* [YOUR TASK]: The response must consist of the complete listing below, reproduced without alteration.
-------
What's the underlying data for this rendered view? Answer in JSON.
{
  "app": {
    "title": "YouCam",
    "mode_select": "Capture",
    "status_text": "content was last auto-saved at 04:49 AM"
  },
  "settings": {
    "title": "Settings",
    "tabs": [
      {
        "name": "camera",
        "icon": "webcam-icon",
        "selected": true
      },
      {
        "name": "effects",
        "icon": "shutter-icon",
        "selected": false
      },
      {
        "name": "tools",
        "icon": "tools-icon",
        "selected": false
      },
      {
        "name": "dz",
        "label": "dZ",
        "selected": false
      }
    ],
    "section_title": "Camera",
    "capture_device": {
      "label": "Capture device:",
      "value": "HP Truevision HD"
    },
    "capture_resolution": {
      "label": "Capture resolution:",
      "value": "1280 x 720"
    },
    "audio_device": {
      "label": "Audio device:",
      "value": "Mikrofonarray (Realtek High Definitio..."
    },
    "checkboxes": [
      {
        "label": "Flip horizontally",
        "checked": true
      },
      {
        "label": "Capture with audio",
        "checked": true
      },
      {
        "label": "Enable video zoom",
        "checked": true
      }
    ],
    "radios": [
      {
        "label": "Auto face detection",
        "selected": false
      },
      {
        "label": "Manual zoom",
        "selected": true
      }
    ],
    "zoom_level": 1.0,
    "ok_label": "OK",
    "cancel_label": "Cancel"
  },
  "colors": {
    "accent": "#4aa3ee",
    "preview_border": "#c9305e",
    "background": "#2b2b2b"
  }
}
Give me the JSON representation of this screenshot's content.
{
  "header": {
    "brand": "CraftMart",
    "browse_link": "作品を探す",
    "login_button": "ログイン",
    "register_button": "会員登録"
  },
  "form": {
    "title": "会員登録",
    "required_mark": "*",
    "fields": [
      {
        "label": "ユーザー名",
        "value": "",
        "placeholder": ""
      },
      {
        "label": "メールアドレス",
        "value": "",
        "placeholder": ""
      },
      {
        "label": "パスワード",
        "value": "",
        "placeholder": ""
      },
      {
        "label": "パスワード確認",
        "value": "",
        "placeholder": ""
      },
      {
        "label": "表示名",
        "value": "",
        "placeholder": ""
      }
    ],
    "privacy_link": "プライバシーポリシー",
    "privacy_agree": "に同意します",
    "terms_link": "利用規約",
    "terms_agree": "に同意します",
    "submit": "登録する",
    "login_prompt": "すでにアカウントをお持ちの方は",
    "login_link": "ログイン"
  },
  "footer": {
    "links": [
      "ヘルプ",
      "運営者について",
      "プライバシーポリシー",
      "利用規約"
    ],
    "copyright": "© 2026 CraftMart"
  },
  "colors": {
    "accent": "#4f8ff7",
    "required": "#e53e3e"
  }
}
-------
* [WRITTEN RESPONSE]:
What's the underlying data for this rendered view? Answer in JSON.
{
  "app": {
    "title": "YouCam",
    "mode_select": "Capture",
    "status_text": "content was last auto-saved at 04:49 AM"
  },
  "settings": {
    "title": "Settings",
    "tabs": [
      {
        "name": "camera",
        "icon": "webcam-icon",
        "selected": true
      },
      {
        "name": "effects",
        "icon": "shutter-icon",
        "selected": false
      },
      {
        "name": "tools",
        "icon": "tools-icon",
        "selected": false
      },
      {
        "name": "dz",
        "label": "dZ",
        "selected": false
      }
    ],
    "section_title": "Camera",
    "capture_device": {
      "label": "Capture device:",
      "value": "HP Truevision HD"
    },
    "capture_resolution": {
      "label": "Capture resolution:",
      "value": "1280 x 720"
    },
    "audio_device": {
      "label": "Audio device:",
      "value": "Mikrofonarray (Realtek High Definitio..."
    },
    "checkboxes": [
      {
        "label": "Flip horizontally",
        "checked": true
      },
      {
        "label": "Capture with audio",
        "checked": true
      },
      {
        "label": "Enable video zoom",
        "checked": true
      }
    ],
    "radios": [
      {
        "label": "Auto face detection",
        "selected": false
      },
      {
        "label": "Manual zoom",
        "selected": true
      }
    ],
    "zoom_level": 1.0,
    "ok_label": "OK",
    "cancel_label": "Cancel"
  },
  "colors": {
    "accent": "#4aa3ee",
    "preview_border": "#c9305e",
    "background": "#2b2b2b"
  }
}
Give me the JSON representation of this screenshot's content.
{
  "header": {
    "brand": "CraftMart",
    "browse_link": "作品を探す",
    "login_button": "ログイン",
    "register_button": "会員登録"
  },
  "form": {
    "title": "会員登録",
    "required_mark": "*",
    "fields": [
      {
        "label": "ユーザー名",
        "value": "",
        "placeholder": ""
      },
      {
        "label": "メールアドレス",
        "value": "",
        "placeholder": ""
      },
      {
        "label": "パスワード",
        "value": "",
        "placeholder": ""
      },
      {
        "label": "パスワード確認",
        "value": "",
        "placeholder": ""
      },
      {
        "label": "表示名",
        "value": "",
        "placeholder": ""
      }
    ],
    "privacy_link": "プライバシーポリシー",
    "privacy_agree": "に同意します",
    "terms_link": "利用規約",
    "terms_agree": "に同意します",
    "submit": "登録する",
    "login_prompt": "すでにアカウントをお持ちの方は",
    "login_link": "ログイン"
  },
  "footer": {
    "links": [
      "ヘルプ",
      "運営者について",
      "プライバシーポリシー",
      "利用規約"
    ],
    "copyright": "© 2026 CraftMart"
  },
  "colors": {
    "accent": "#4f8ff7",
    "required": "#e53e3e"
  }
}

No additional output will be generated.